------ Material shown ------

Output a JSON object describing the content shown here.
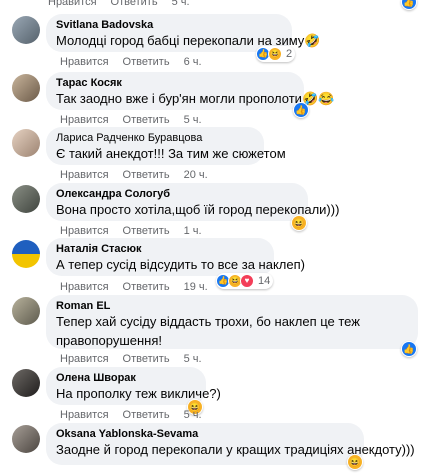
{
  "top": {
    "like": "Нравится",
    "reply": "Ответить",
    "time": "5 ч."
  },
  "comments": [
    {
      "author": "Svitlana Badovska",
      "lines": [
        "Молодці город бабці перекопали на зиму🤣"
      ],
      "like": "Нравится",
      "reply": "Ответить",
      "time": "6 ч.",
      "react_count": "2",
      "react_types": [
        "like-icon",
        "haha-icon"
      ]
    },
    {
      "author": "Тарас Косяк",
      "lines": [
        "Так заодно вже і бур'ян могли прополоти🤣😂"
      ],
      "like": "Нравится",
      "reply": "Ответить",
      "time": "5 ч.",
      "react_types": [
        "like-icon"
      ]
    },
    {
      "author": "Лариса Радченко Буравцова",
      "lines": [
        "Є такий анекдот!!! За тим же сюжетом"
      ],
      "like": "Нравится",
      "reply": "Ответить",
      "time": "20 ч."
    },
    {
      "author": "Олександра Сологуб",
      "lines": [
        "Вона просто хотіла,щоб їй город перекопали)))"
      ],
      "like": "Нравится",
      "reply": "Ответить",
      "time": "1 ч.",
      "react_types": [
        "haha-icon"
      ]
    },
    {
      "author": "Наталія Стасюк",
      "lines": [
        "А тепер сусід відсудить то все за наклеп)"
      ],
      "like": "Нравится",
      "reply": "Ответить",
      "time": "19 ч.",
      "react_count": "14",
      "react_types": [
        "like-icon",
        "haha-icon",
        "heart-icon"
      ]
    },
    {
      "author": "Roman EL",
      "lines": [
        "Тепер хай сусіду віддасть трохи, бо наклеп це теж",
        "правопорушення!"
      ],
      "like": "Нравится",
      "reply": "Ответить",
      "time": "5 ч.",
      "react_types": [
        "like-icon"
      ]
    },
    {
      "author": "Олена Шворак",
      "lines": [
        "На прополку теж викличе?)"
      ],
      "like": "Нравится",
      "reply": "Ответить",
      "time": "5 ч.",
      "react_types": [
        "haha-icon"
      ]
    },
    {
      "author": "Oksana Yablonska-Sevama",
      "lines": [
        "Заодне й город перекопали у кращих традиціях анекдоту)))"
      ],
      "react_types": [
        "haha-icon"
      ]
    }
  ],
  "colors": {
    "like": "#1877f2",
    "heart": "#f33e58",
    "haha": "#f7b125",
    "bubble": "#f0f2f5",
    "meta": "#65676b"
  }
}
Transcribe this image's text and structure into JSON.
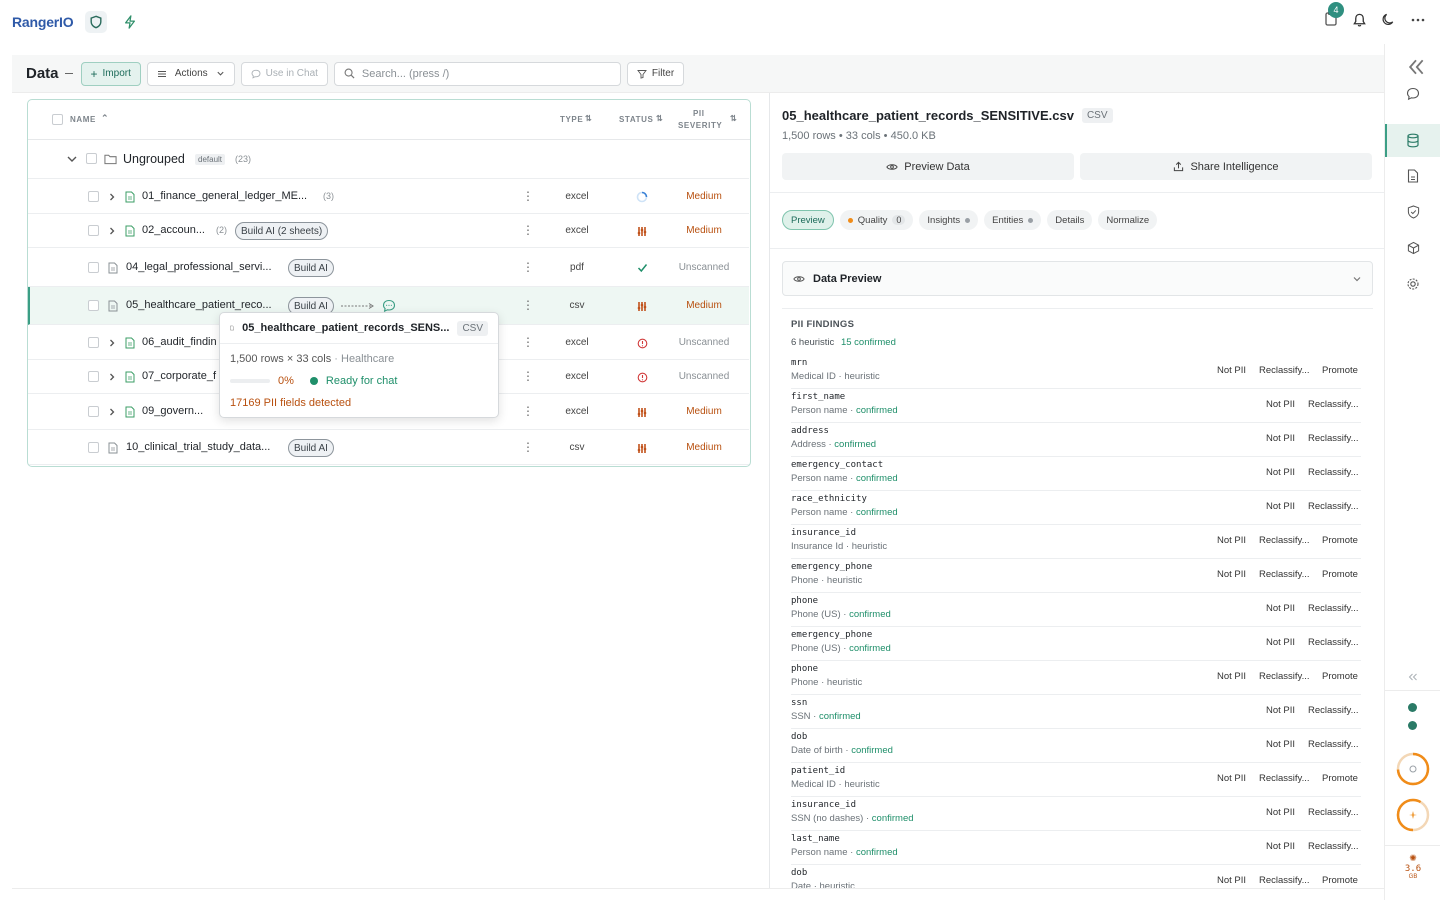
{
  "app": {
    "name": "RangerIO",
    "notification_count": "4"
  },
  "toolbar": {
    "title": "Data",
    "import_label": "Import",
    "actions_label": "Actions",
    "use_in_chat_label": "Use in Chat",
    "search_placeholder": "Search... (press /)",
    "filter_label": "Filter"
  },
  "table": {
    "headers": {
      "name": "NAME",
      "type": "TYPE",
      "status": "STATUS",
      "pii_severity_1": "PII",
      "pii_severity_2": "SEVERITY"
    },
    "group": {
      "name": "Ungrouped",
      "tag": "default",
      "count": "(23)"
    },
    "rows": [
      {
        "name": "01_finance_general_ledger_ME...",
        "count": "(3)",
        "build": "",
        "type": "excel",
        "status": "loading",
        "severity": "Medium"
      },
      {
        "name": "02_accoun...",
        "count": "(2)",
        "build": "Build AI (2 sheets)",
        "type": "excel",
        "status": "bars",
        "severity": "Medium"
      },
      {
        "name": "04_legal_professional_servi...",
        "count": "",
        "build": "Build AI",
        "type": "pdf",
        "status": "check",
        "severity": "Unscanned"
      },
      {
        "name": "05_healthcare_patient_reco...",
        "count": "",
        "build": "Build AI",
        "type": "csv",
        "status": "bars",
        "severity": "Medium"
      },
      {
        "name": "06_audit_findin",
        "count": "",
        "build": "",
        "type": "excel",
        "status": "error",
        "severity": "Unscanned"
      },
      {
        "name": "07_corporate_f",
        "count": "",
        "build": "",
        "type": "excel",
        "status": "error",
        "severity": "Unscanned"
      },
      {
        "name": "09_govern...",
        "count": "",
        "build": "",
        "type": "excel",
        "status": "bars",
        "severity": "Medium"
      },
      {
        "name": "10_clinical_trial_study_data...",
        "count": "",
        "build": "Build AI",
        "type": "csv",
        "status": "bars",
        "severity": "Medium"
      }
    ]
  },
  "popover": {
    "title": "05_healthcare_patient_records_SENS...",
    "chip": "CSV",
    "meta": "1,500 rows × 33 cols",
    "category": "Healthcare",
    "progress": "0%",
    "progress_fraction": 0,
    "ready": "Ready for chat",
    "pii": "17169 PII fields detected"
  },
  "detail": {
    "title": "05_healthcare_patient_records_SENSITIVE.csv",
    "chip": "CSV",
    "meta": "1,500 rows • 33 cols • 450.0 KB",
    "preview_btn": "Preview Data",
    "share_btn": "Share Intelligence",
    "tabs": [
      "Preview",
      "Quality",
      "Insights",
      "Entities",
      "Details",
      "Normalize"
    ],
    "quality_count": "0",
    "section": "Data Preview",
    "pii_heading": "PII FINDINGS",
    "pii_heuristic": "6 heuristic",
    "pii_confirmed": "15 confirmed",
    "findings": [
      {
        "field": "mrn",
        "type": "Medical ID",
        "method": "heuristic"
      },
      {
        "field": "first_name",
        "type": "Person name",
        "method": "confirmed"
      },
      {
        "field": "address",
        "type": "Address",
        "method": "confirmed"
      },
      {
        "field": "emergency_contact",
        "type": "Person name",
        "method": "confirmed"
      },
      {
        "field": "race_ethnicity",
        "type": "Person name",
        "method": "confirmed"
      },
      {
        "field": "insurance_id",
        "type": "Insurance Id",
        "method": "heuristic"
      },
      {
        "field": "emergency_phone",
        "type": "Phone",
        "method": "heuristic"
      },
      {
        "field": "phone",
        "type": "Phone (US)",
        "method": "confirmed"
      },
      {
        "field": "emergency_phone",
        "type": "Phone (US)",
        "method": "confirmed"
      },
      {
        "field": "phone",
        "type": "Phone",
        "method": "heuristic"
      },
      {
        "field": "ssn",
        "type": "SSN",
        "method": "confirmed"
      },
      {
        "field": "dob",
        "type": "Date of birth",
        "method": "confirmed"
      },
      {
        "field": "patient_id",
        "type": "Medical ID",
        "method": "heuristic"
      },
      {
        "field": "insurance_id",
        "type": "SSN (no dashes)",
        "method": "confirmed"
      },
      {
        "field": "last_name",
        "type": "Person name",
        "method": "confirmed"
      },
      {
        "field": "dob",
        "type": "Date",
        "method": "heuristic"
      }
    ],
    "action_not_pii": "Not PII",
    "action_reclassify": "Reclassify...",
    "action_promote": "Promote"
  },
  "rail": {
    "memory_value": "3.6",
    "memory_unit": "GB"
  },
  "colors": {
    "accent": "#3b9e85",
    "medium": "#b8500f",
    "confirmed": "#1f8f6a",
    "brand": "#2f5aa8",
    "warning_ring": "#f08c19"
  }
}
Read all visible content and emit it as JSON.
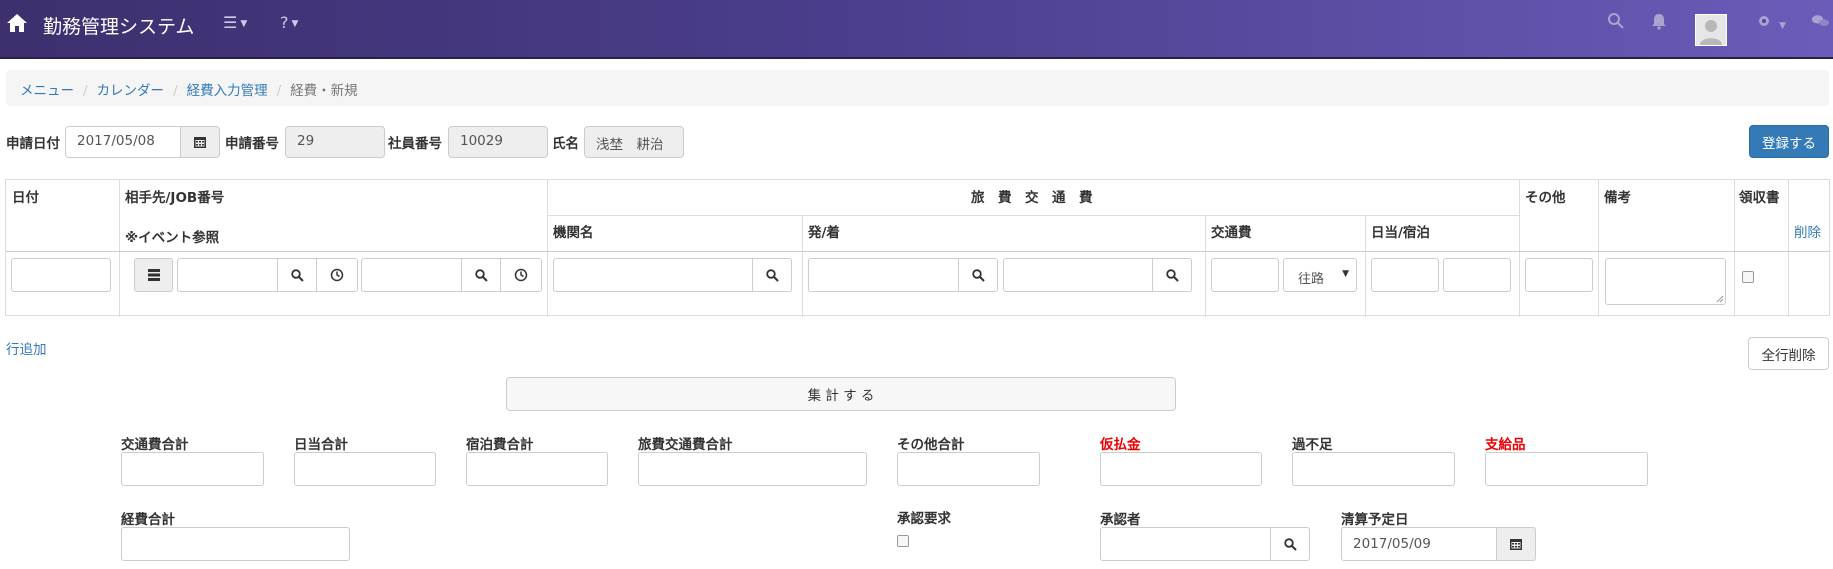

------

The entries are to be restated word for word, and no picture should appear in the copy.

▶ [Exercise result]
Output a JSON object describing the content shown here.
{
  "top": {
    "like": "Нравится",
    "reply": "Ответить",
    "time": "5 ч."
  },
  "comments": [
    {
      "author": "Svitlana Badovska",
      "lines": [
        "Молодці город бабці перекопали на зиму🤣"
      ],
      "like": "Нравится",
      "reply": "Ответить",
      "time": "6 ч.",
      "react_count": "2",
      "react_types": [
        "like-icon",
        "haha-icon"
      ]
    },
    {
      "author": "Тарас Косяк",
      "lines": [
        "Так заодно вже і бур'ян могли прополоти🤣😂"
      ],
      "like": "Нравится",
      "reply": "Ответить",
      "time": "5 ч.",
      "react_types": [
        "like-icon"
      ]
    },
    {
      "author": "Лариса Радченко Буравцова",
      "lines": [
        "Є такий анекдот!!! За тим же сюжетом"
      ],
      "like": "Нравится",
      "reply": "Ответить",
      "time": "20 ч."
    },
    {
      "author": "Олександра Сологуб",
      "lines": [
        "Вона просто хотіла,щоб їй город перекопали)))"
      ],
      "like": "Нравится",
      "reply": "Ответить",
      "time": "1 ч.",
      "react_types": [
        "haha-icon"
      ]
    },
    {
      "author": "Наталія Стасюк",
      "lines": [
        "А тепер сусід відсудить то все за наклеп)"
      ],
      "like": "Нравится",
      "reply": "Ответить",
      "time": "19 ч.",
      "react_count": "14",
      "react_types": [
        "like-icon",
        "haha-icon",
        "heart-icon"
      ]
    },
    {
      "author": "Roman EL",
      "lines": [
        "Тепер хай сусіду віддасть трохи, бо наклеп це теж",
        "правопорушення!"
      ],
      "like": "Нравится",
      "reply": "Ответить",
      "time": "5 ч.",
      "react_types": [
        "like-icon"
      ]
    },
    {
      "author": "Олена Шворак",
      "lines": [
        "На прополку теж викличе?)"
      ],
      "like": "Нравится",
      "reply": "Ответить",
      "time": "5 ч.",
      "react_types": [
        "haha-icon"
      ]
    },
    {
      "author": "Oksana Yablonska-Sevama",
      "lines": [
        "Заодне й город перекопали у кращих традиціях анекдоту)))"
      ],
      "react_types": [
        "haha-icon"
      ]
    }
  ],
  "colors": {
    "like": "#1877f2",
    "heart": "#f33e58",
    "haha": "#f7b125",
    "bubble": "#f0f2f5",
    "meta": "#65676b"
  }
}
Transcribe this image's text and structure into JSON.
{
  "app": {
    "name": "RangerIO",
    "notification_count": "4"
  },
  "toolbar": {
    "title": "Data",
    "import_label": "Import",
    "actions_label": "Actions",
    "use_in_chat_label": "Use in Chat",
    "search_placeholder": "Search... (press /)",
    "filter_label": "Filter"
  },
  "table": {
    "headers": {
      "name": "NAME",
      "type": "TYPE",
      "status": "STATUS",
      "pii_severity_1": "PII",
      "pii_severity_2": "SEVERITY"
    },
    "group": {
      "name": "Ungrouped",
      "tag": "default",
      "count": "(23)"
    },
    "rows": [
      {
        "name": "01_finance_general_ledger_ME...",
        "count": "(3)",
        "build": "",
        "type": "excel",
        "status": "loading",
        "severity": "Medium"
      },
      {
        "name": "02_accoun...",
        "count": "(2)",
        "build": "Build AI (2 sheets)",
        "type": "excel",
        "status": "bars",
        "severity": "Medium"
      },
      {
        "name": "04_legal_professional_servi...",
        "count": "",
        "build": "Build AI",
        "type": "pdf",
        "status": "check",
        "severity": "Unscanned"
      },
      {
        "name": "05_healthcare_patient_reco...",
        "count": "",
        "build": "Build AI",
        "type": "csv",
        "status": "bars",
        "severity": "Medium"
      },
      {
        "name": "06_audit_findin",
        "count": "",
        "build": "",
        "type": "excel",
        "status": "error",
        "severity": "Unscanned"
      },
      {
        "name": "07_corporate_f",
        "count": "",
        "build": "",
        "type": "excel",
        "status": "error",
        "severity": "Unscanned"
      },
      {
        "name": "09_govern...",
        "count": "",
        "build": "",
        "type": "excel",
        "status": "bars",
        "severity": "Medium"
      },
      {
        "name": "10_clinical_trial_study_data...",
        "count": "",
        "build": "Build AI",
        "type": "csv",
        "status": "bars",
        "severity": "Medium"
      }
    ]
  },
  "popover": {
    "title": "05_healthcare_patient_records_SENS...",
    "chip": "CSV",
    "meta": "1,500 rows × 33 cols",
    "category": "Healthcare",
    "progress": "0%",
    "progress_fraction": 0,
    "ready": "Ready for chat",
    "pii": "17169 PII fields detected"
  },
  "detail": {
    "title": "05_healthcare_patient_records_SENSITIVE.csv",
    "chip": "CSV",
    "meta": "1,500 rows • 33 cols • 450.0 KB",
    "preview_btn": "Preview Data",
    "share_btn": "Share Intelligence",
    "tabs": [
      "Preview",
      "Quality",
      "Insights",
      "Entities",
      "Details",
      "Normalize"
    ],
    "quality_count": "0",
    "section": "Data Preview",
    "pii_heading": "PII FINDINGS",
    "pii_heuristic": "6 heuristic",
    "pii_confirmed": "15 confirmed",
    "findings": [
      {
        "field": "mrn",
        "type": "Medical ID",
        "method": "heuristic"
      },
      {
        "field": "first_name",
        "type": "Person name",
        "method": "confirmed"
      },
      {
        "field": "address",
        "type": "Address",
        "method": "confirmed"
      },
      {
        "field": "emergency_contact",
        "type": "Person name",
        "method": "confirmed"
      },
      {
        "field": "race_ethnicity",
        "type": "Person name",
        "method": "confirmed"
      },
      {
        "field": "insurance_id",
        "type": "Insurance Id",
        "method": "heuristic"
      },
      {
        "field": "emergency_phone",
        "type": "Phone",
        "method": "heuristic"
      },
      {
        "field": "phone",
        "type": "Phone (US)",
        "method": "confirmed"
      },
      {
        "field": "emergency_phone",
        "type": "Phone (US)",
        "method": "confirmed"
      },
      {
        "field": "phone",
        "type": "Phone",
        "method": "heuristic"
      },
      {
        "field": "ssn",
        "type": "SSN",
        "method": "confirmed"
      },
      {
        "field": "dob",
        "type": "Date of birth",
        "method": "confirmed"
      },
      {
        "field": "patient_id",
        "type": "Medical ID",
        "method": "heuristic"
      },
      {
        "field": "insurance_id",
        "type": "SSN (no dashes)",
        "method": "confirmed"
      },
      {
        "field": "last_name",
        "type": "Person name",
        "method": "confirmed"
      },
      {
        "field": "dob",
        "type": "Date",
        "method": "heuristic"
      }
    ],
    "action_not_pii": "Not PII",
    "action_reclassify": "Reclassify...",
    "action_promote": "Promote"
  },
  "rail": {
    "memory_value": "3.6",
    "memory_unit": "GB"
  },
  "colors": {
    "accent": "#3b9e85",
    "medium": "#b8500f",
    "confirmed": "#1f8f6a",
    "brand": "#2f5aa8",
    "warning_ring": "#f08c19"
  }
}
Read all visible content and emit it as JSON.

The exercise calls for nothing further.